START TASK INPUTS
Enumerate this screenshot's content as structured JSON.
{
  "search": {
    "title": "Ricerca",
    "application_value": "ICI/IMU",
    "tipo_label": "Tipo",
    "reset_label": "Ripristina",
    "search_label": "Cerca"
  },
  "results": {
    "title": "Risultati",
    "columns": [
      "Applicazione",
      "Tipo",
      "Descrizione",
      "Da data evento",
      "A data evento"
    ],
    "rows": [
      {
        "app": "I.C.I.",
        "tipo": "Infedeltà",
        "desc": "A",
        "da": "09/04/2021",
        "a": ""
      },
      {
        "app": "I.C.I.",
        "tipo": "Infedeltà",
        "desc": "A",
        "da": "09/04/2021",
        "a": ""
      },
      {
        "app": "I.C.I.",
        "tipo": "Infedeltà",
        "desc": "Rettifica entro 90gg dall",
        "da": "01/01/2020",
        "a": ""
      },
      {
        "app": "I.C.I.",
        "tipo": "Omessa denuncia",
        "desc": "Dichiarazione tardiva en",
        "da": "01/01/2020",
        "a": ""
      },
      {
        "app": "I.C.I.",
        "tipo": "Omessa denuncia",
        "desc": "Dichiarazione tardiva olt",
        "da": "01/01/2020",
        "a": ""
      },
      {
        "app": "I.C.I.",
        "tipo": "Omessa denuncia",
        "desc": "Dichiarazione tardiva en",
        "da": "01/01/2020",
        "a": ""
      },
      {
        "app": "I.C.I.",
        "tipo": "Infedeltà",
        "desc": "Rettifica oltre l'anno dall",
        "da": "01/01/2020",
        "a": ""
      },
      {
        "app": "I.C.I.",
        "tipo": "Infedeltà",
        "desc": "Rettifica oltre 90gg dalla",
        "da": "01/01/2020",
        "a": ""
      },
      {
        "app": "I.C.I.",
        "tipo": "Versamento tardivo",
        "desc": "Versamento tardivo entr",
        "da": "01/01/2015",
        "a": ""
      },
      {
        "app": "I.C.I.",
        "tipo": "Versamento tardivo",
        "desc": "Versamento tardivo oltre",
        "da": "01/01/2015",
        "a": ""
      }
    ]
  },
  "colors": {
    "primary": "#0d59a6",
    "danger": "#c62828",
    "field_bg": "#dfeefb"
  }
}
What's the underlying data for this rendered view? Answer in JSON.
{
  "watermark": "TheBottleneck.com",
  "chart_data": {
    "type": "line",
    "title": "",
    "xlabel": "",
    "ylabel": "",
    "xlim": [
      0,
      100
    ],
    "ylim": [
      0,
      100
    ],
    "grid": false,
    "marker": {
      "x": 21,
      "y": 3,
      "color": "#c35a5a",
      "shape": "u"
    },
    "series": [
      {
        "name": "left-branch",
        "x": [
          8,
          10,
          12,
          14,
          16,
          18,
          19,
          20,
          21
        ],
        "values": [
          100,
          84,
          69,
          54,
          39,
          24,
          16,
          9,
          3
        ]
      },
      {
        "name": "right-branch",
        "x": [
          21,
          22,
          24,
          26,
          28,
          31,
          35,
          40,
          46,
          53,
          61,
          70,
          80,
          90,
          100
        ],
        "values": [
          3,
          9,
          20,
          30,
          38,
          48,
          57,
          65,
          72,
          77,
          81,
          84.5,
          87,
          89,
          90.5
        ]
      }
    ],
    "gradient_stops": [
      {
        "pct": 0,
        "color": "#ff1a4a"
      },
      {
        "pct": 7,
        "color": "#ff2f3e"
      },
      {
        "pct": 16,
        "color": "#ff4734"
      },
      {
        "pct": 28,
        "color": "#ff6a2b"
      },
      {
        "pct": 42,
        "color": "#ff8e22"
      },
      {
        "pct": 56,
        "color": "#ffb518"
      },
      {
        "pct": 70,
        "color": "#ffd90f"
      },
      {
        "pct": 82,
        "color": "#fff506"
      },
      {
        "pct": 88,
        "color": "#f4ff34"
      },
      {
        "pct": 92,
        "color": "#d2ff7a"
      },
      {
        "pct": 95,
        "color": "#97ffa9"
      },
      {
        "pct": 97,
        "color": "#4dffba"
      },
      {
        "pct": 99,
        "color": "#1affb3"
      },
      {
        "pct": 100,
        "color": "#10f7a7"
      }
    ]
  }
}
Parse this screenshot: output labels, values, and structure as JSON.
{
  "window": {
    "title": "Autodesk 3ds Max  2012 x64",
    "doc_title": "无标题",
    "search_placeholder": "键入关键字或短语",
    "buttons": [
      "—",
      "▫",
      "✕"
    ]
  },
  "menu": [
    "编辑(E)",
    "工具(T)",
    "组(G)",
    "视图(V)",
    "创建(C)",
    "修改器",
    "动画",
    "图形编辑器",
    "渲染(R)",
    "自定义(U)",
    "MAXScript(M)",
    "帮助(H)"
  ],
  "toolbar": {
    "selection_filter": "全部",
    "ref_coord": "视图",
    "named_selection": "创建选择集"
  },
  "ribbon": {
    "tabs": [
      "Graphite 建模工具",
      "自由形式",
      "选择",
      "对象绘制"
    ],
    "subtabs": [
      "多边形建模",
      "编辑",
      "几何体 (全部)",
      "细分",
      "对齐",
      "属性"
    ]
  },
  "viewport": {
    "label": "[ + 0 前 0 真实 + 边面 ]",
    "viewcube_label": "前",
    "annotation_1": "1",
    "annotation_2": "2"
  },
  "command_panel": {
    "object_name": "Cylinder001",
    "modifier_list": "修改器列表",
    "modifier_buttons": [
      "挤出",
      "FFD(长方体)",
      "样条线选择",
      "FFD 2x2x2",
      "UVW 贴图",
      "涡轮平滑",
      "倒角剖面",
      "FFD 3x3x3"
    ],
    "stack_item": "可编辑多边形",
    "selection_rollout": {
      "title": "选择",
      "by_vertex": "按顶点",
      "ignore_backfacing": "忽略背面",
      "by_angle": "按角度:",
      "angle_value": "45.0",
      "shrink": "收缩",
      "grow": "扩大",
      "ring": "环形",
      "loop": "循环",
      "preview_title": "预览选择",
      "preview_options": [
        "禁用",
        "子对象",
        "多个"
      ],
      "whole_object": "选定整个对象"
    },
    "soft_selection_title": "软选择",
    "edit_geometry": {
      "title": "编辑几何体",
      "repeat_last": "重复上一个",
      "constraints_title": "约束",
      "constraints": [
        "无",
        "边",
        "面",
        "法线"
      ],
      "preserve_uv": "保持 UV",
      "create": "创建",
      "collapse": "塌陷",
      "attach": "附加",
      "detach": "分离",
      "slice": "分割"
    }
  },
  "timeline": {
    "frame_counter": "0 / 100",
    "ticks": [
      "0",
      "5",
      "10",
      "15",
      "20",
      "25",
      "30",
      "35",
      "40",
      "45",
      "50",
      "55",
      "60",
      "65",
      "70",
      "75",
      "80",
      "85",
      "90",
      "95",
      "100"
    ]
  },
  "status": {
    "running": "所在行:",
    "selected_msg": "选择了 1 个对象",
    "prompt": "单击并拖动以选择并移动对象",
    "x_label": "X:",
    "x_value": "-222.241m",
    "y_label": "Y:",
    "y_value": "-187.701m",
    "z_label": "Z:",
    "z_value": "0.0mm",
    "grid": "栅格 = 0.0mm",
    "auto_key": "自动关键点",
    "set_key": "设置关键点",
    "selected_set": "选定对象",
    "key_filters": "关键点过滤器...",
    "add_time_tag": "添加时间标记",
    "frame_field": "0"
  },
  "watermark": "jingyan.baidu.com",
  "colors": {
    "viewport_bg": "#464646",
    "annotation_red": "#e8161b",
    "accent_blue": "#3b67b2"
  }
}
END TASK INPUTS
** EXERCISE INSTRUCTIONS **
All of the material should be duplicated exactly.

** REPLY **
Enumerate this screenshot's content as structured JSON.
{
  "search": {
    "title": "Ricerca",
    "application_value": "ICI/IMU",
    "tipo_label": "Tipo",
    "reset_label": "Ripristina",
    "search_label": "Cerca"
  },
  "results": {
    "title": "Risultati",
    "columns": [
      "Applicazione",
      "Tipo",
      "Descrizione",
      "Da data evento",
      "A data evento"
    ],
    "rows": [
      {
        "app": "I.C.I.",
        "tipo": "Infedeltà",
        "desc": "A",
        "da": "09/04/2021",
        "a": ""
      },
      {
        "app": "I.C.I.",
        "tipo": "Infedeltà",
        "desc": "A",
        "da": "09/04/2021",
        "a": ""
      },
      {
        "app": "I.C.I.",
        "tipo": "Infedeltà",
        "desc": "Rettifica entro 90gg dall",
        "da": "01/01/2020",
        "a": ""
      },
      {
        "app": "I.C.I.",
        "tipo": "Omessa denuncia",
        "desc": "Dichiarazione tardiva en",
        "da": "01/01/2020",
        "a": ""
      },
      {
        "app": "I.C.I.",
        "tipo": "Omessa denuncia",
        "desc": "Dichiarazione tardiva olt",
        "da": "01/01/2020",
        "a": ""
      },
      {
        "app": "I.C.I.",
        "tipo": "Omessa denuncia",
        "desc": "Dichiarazione tardiva en",
        "da": "01/01/2020",
        "a": ""
      },
      {
        "app": "I.C.I.",
        "tipo": "Infedeltà",
        "desc": "Rettifica oltre l'anno dall",
        "da": "01/01/2020",
        "a": ""
      },
      {
        "app": "I.C.I.",
        "tipo": "Infedeltà",
        "desc": "Rettifica oltre 90gg dalla",
        "da": "01/01/2020",
        "a": ""
      },
      {
        "app": "I.C.I.",
        "tipo": "Versamento tardivo",
        "desc": "Versamento tardivo entr",
        "da": "01/01/2015",
        "a": ""
      },
      {
        "app": "I.C.I.",
        "tipo": "Versamento tardivo",
        "desc": "Versamento tardivo oltre",
        "da": "01/01/2015",
        "a": ""
      }
    ]
  },
  "colors": {
    "primary": "#0d59a6",
    "danger": "#c62828",
    "field_bg": "#dfeefb"
  }
}
What's the underlying data for this rendered view? Answer in JSON.
{
  "watermark": "TheBottleneck.com",
  "chart_data": {
    "type": "line",
    "title": "",
    "xlabel": "",
    "ylabel": "",
    "xlim": [
      0,
      100
    ],
    "ylim": [
      0,
      100
    ],
    "grid": false,
    "marker": {
      "x": 21,
      "y": 3,
      "color": "#c35a5a",
      "shape": "u"
    },
    "series": [
      {
        "name": "left-branch",
        "x": [
          8,
          10,
          12,
          14,
          16,
          18,
          19,
          20,
          21
        ],
        "values": [
          100,
          84,
          69,
          54,
          39,
          24,
          16,
          9,
          3
        ]
      },
      {
        "name": "right-branch",
        "x": [
          21,
          22,
          24,
          26,
          28,
          31,
          35,
          40,
          46,
          53,
          61,
          70,
          80,
          90,
          100
        ],
        "values": [
          3,
          9,
          20,
          30,
          38,
          48,
          57,
          65,
          72,
          77,
          81,
          84.5,
          87,
          89,
          90.5
        ]
      }
    ],
    "gradient_stops": [
      {
        "pct": 0,
        "color": "#ff1a4a"
      },
      {
        "pct": 7,
        "color": "#ff2f3e"
      },
      {
        "pct": 16,
        "color": "#ff4734"
      },
      {
        "pct": 28,
        "color": "#ff6a2b"
      },
      {
        "pct": 42,
        "color": "#ff8e22"
      },
      {
        "pct": 56,
        "color": "#ffb518"
      },
      {
        "pct": 70,
        "color": "#ffd90f"
      },
      {
        "pct": 82,
        "color": "#fff506"
      },
      {
        "pct": 88,
        "color": "#f4ff34"
      },
      {
        "pct": 92,
        "color": "#d2ff7a"
      },
      {
        "pct": 95,
        "color": "#97ffa9"
      },
      {
        "pct": 97,
        "color": "#4dffba"
      },
      {
        "pct": 99,
        "color": "#1affb3"
      },
      {
        "pct": 100,
        "color": "#10f7a7"
      }
    ]
  }
}
Parse this screenshot: output labels, values, and structure as JSON.
{
  "window": {
    "title": "Autodesk 3ds Max  2012 x64",
    "doc_title": "无标题",
    "search_placeholder": "键入关键字或短语",
    "buttons": [
      "—",
      "▫",
      "✕"
    ]
  },
  "menu": [
    "编辑(E)",
    "工具(T)",
    "组(G)",
    "视图(V)",
    "创建(C)",
    "修改器",
    "动画",
    "图形编辑器",
    "渲染(R)",
    "自定义(U)",
    "MAXScript(M)",
    "帮助(H)"
  ],
  "toolbar": {
    "selection_filter": "全部",
    "ref_coord": "视图",
    "named_selection": "创建选择集"
  },
  "ribbon": {
    "tabs": [
      "Graphite 建模工具",
      "自由形式",
      "选择",
      "对象绘制"
    ],
    "subtabs": [
      "多边形建模",
      "编辑",
      "几何体 (全部)",
      "细分",
      "对齐",
      "属性"
    ]
  },
  "viewport": {
    "label": "[ + 0 前 0 真实 + 边面 ]",
    "viewcube_label": "前",
    "annotation_1": "1",
    "annotation_2": "2"
  },
  "command_panel": {
    "object_name": "Cylinder001",
    "modifier_list": "修改器列表",
    "modifier_buttons": [
      "挤出",
      "FFD(长方体)",
      "样条线选择",
      "FFD 2x2x2",
      "UVW 贴图",
      "涡轮平滑",
      "倒角剖面",
      "FFD 3x3x3"
    ],
    "stack_item": "可编辑多边形",
    "selection_rollout": {
      "title": "选择",
      "by_vertex": "按顶点",
      "ignore_backfacing": "忽略背面",
      "by_angle": "按角度:",
      "angle_value": "45.0",
      "shrink": "收缩",
      "grow": "扩大",
      "ring": "环形",
      "loop": "循环",
      "preview_title": "预览选择",
      "preview_options": [
        "禁用",
        "子对象",
        "多个"
      ],
      "whole_object": "选定整个对象"
    },
    "soft_selection_title": "软选择",
    "edit_geometry": {
      "title": "编辑几何体",
      "repeat_last": "重复上一个",
      "constraints_title": "约束",
      "constraints": [
        "无",
        "边",
        "面",
        "法线"
      ],
      "preserve_uv": "保持 UV",
      "create": "创建",
      "collapse": "塌陷",
      "attach": "附加",
      "detach": "分离",
      "slice": "分割"
    }
  },
  "timeline": {
    "frame_counter": "0 / 100",
    "ticks": [
      "0",
      "5",
      "10",
      "15",
      "20",
      "25",
      "30",
      "35",
      "40",
      "45",
      "50",
      "55",
      "60",
      "65",
      "70",
      "75",
      "80",
      "85",
      "90",
      "95",
      "100"
    ]
  },
  "status": {
    "running": "所在行:",
    "selected_msg": "选择了 1 个对象",
    "prompt": "单击并拖动以选择并移动对象",
    "x_label": "X:",
    "x_value": "-222.241m",
    "y_label": "Y:",
    "y_value": "-187.701m",
    "z_label": "Z:",
    "z_value": "0.0mm",
    "grid": "栅格 = 0.0mm",
    "auto_key": "自动关键点",
    "set_key": "设置关键点",
    "selected_set": "选定对象",
    "key_filters": "关键点过滤器...",
    "add_time_tag": "添加时间标记",
    "frame_field": "0"
  },
  "watermark": "jingyan.baidu.com",
  "colors": {
    "viewport_bg": "#464646",
    "annotation_red": "#e8161b",
    "accent_blue": "#3b67b2"
  }
}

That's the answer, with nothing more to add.